Especially at first, give your Ahab some time! Don’t just write a few strokes with it and then adjust it right away if it’s not writing for your the way you like – the ink flow may need a few moments to settle and fill your feed, and get flowing properly. Try a few strokes, a few sentences, wait a bit. You can try pressing a cloth to the nib and feed to draw some ink through.
However, at a certain point, you just know it’s not going to give anymore, so, you adjust.
Step 4: Pulling the nib in and out, also known as, when the fingers start to get inky.
Give it some time and a LOT of writing. You may find that it blobs and then starts railroading, so is it too wet or too dry?? It may just be that the feed needs some more time to regulate the flow, so a bit more writing to try and even it out before you figure out how to adjust it next.
Keep going and adjusting. Write, write, write, give your pen a chance for some flow, and then write some more. Adjust slightly, and then see how it does. This is a pen that does best with a healthy dose of love and patience, so if it railroads, give it a few more strokes before you adjust it again.
I personally like my Ahab nice and wet (if you watch the video above, you’ll see how wet the ink is!), which occasionally results in blobs of ink, but I like it wet so my inks show lots of shading. Keeping this in mind, I generally use higher quality paper with my Ahab so it doesn’t become a hot mess. I also find a bit of ink in my cap every once in a while (I’m not sure if the two are related, I think it’s probably more to do with the fact that I knock around my Ahab quite a bit). This tugging the nib a bit in or out is literally all I do with my Ahab if I’ve changed the ink and I find the flow isn’t what I’d like.
Step 5: If this all isn’t working, you can trying heat-setting your nib and feed.
Heat up some water so it’s hot, just off boiling, and dip your nib and feed in. You can hold it there for a minute or two, which should soften up the ebonite feed a bit. Press together firmly, so the nib and feed will end up cooling and re-hardening against each other.

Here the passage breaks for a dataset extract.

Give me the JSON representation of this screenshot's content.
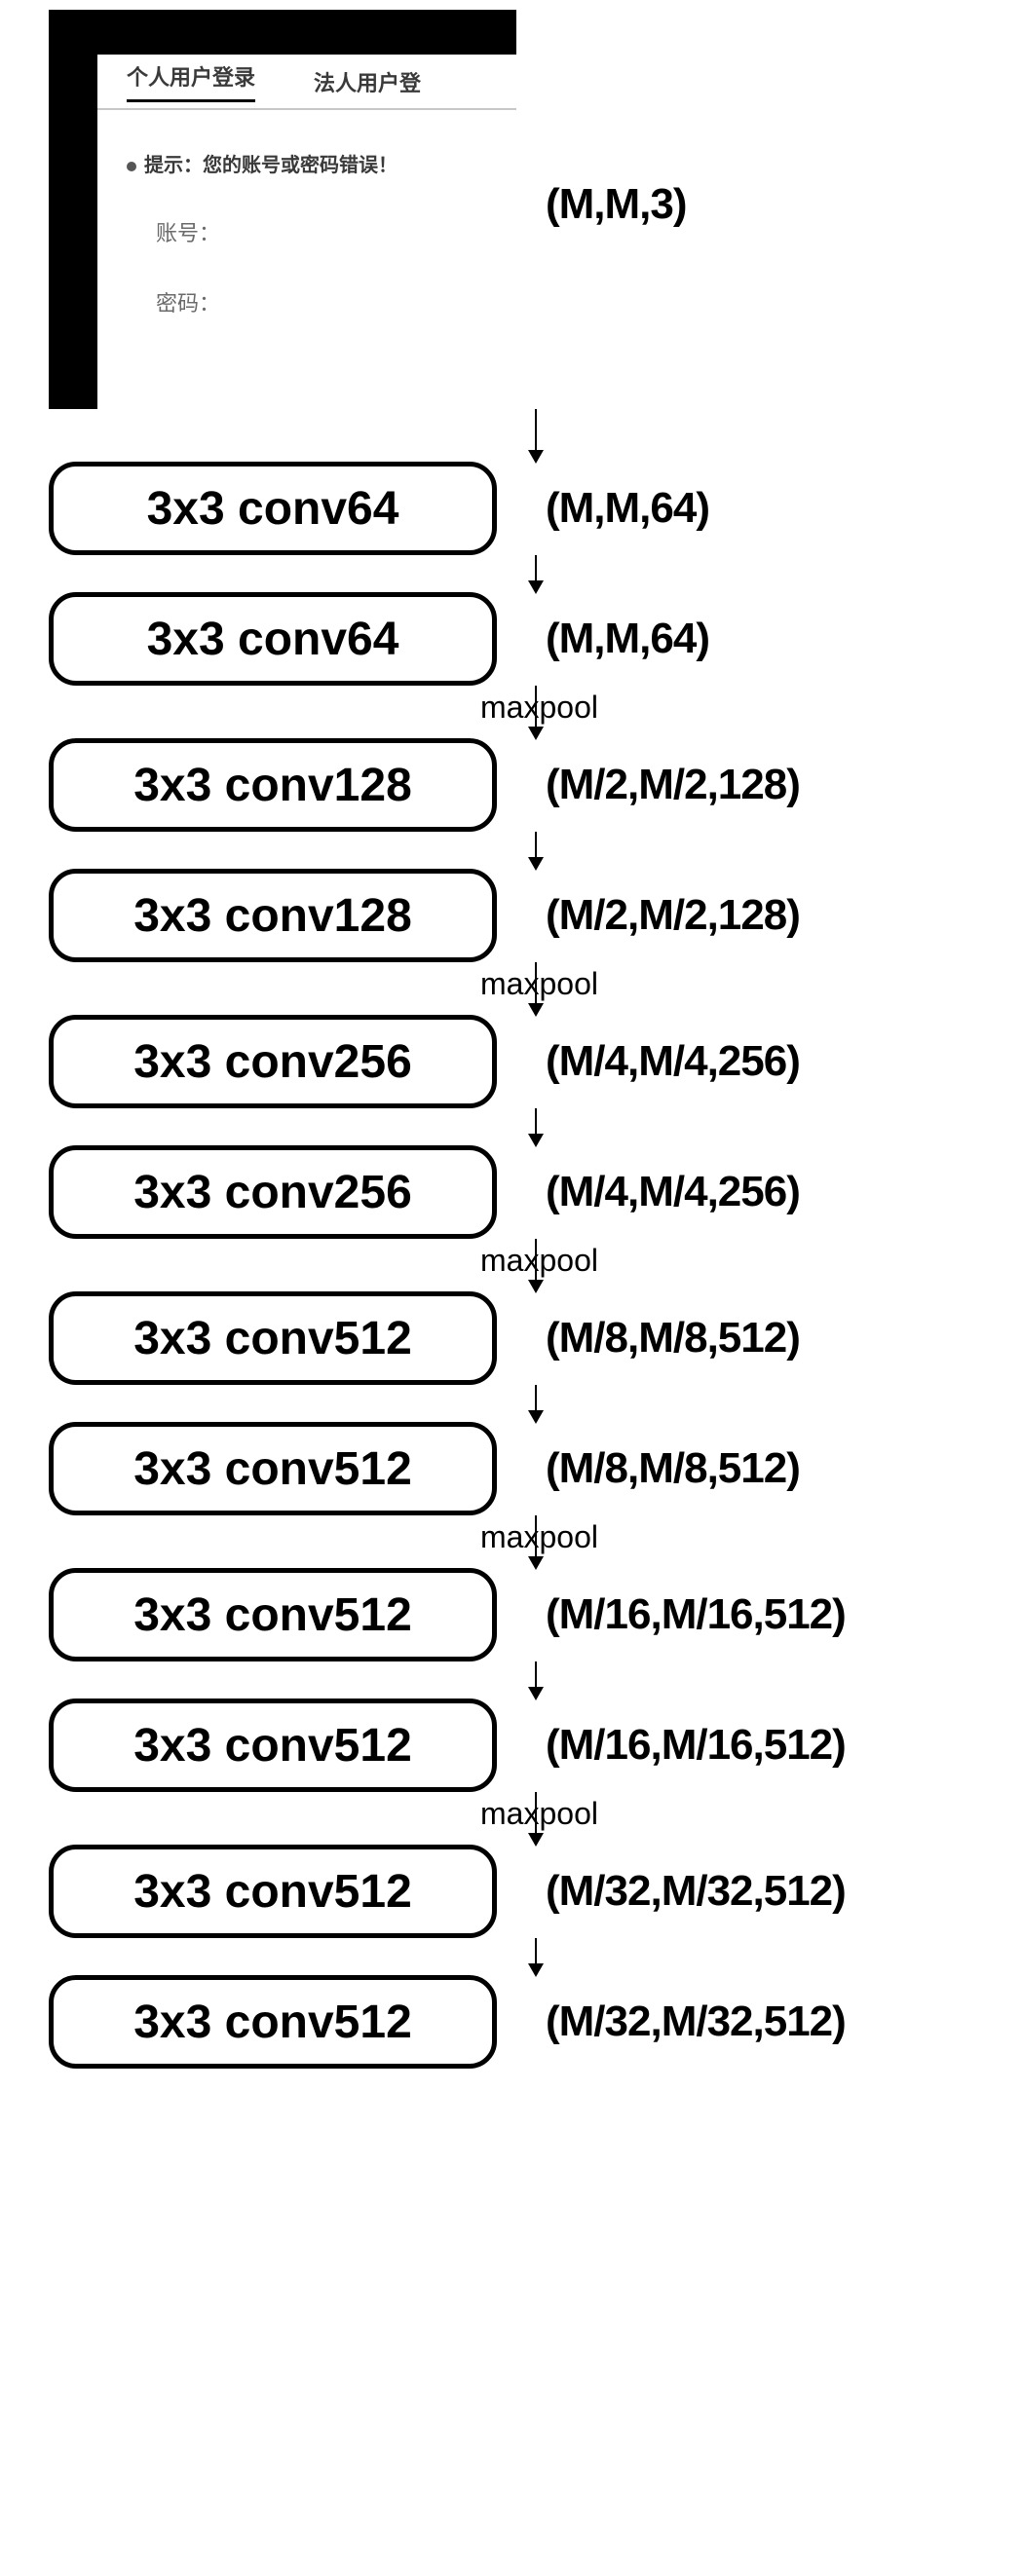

You may end up trying this a few times, but remember to give the testing a fair shake before you re-adjust as it may just need a few minutes for the ink flow to really regulate.
Your Noodler’s flex pen will probably not ever write like a vintage flex pen, not as soft, or with as consistent a flow, but with a bit of adjustment it can do pretty well. You may also have to slow down a bit as you write, but the more you write with your pen, the more you’ll get to know exactly how much you can ask of it. Eventually over time, you may find that your Noodler’s flex nib will soften up, and not be quite as stiff as it was when you first got it.
One last thing to keep in mind about your Noodler’s pen: some inks may just not be great in it, and they never will be. Just like you may know one of your pens is a bit of a dry writer or a wet writer or a pen likes a particular ink, even more so for a Noodler’s Flex Pen where the ink flow is so variable. One ink may work in your Clear Ahab, but strangely not in your Apache Tortoise Ahab. It’s a bit of trial and error.
In my Ahab, I’ve had to come to terms with the fact that J. Herbin Ambre de Birmanie, my favourite of all shading inks, is just not going to work in my current Ahab. It was a long road to acceptance, and along the way I think I’ve tried Ambre de Birmanie six or seven times, but I’ve finally reached it.
Good luck with yours! And don’t give up!!
*As of August 1st, 2015, Noodler’s flex pens will be undergoing a price increase, due to manufacturing costs:
Nib Creaper from 17.50 to 20.15 CAD
Ahab/Konrad from 25 to 28.75 CAD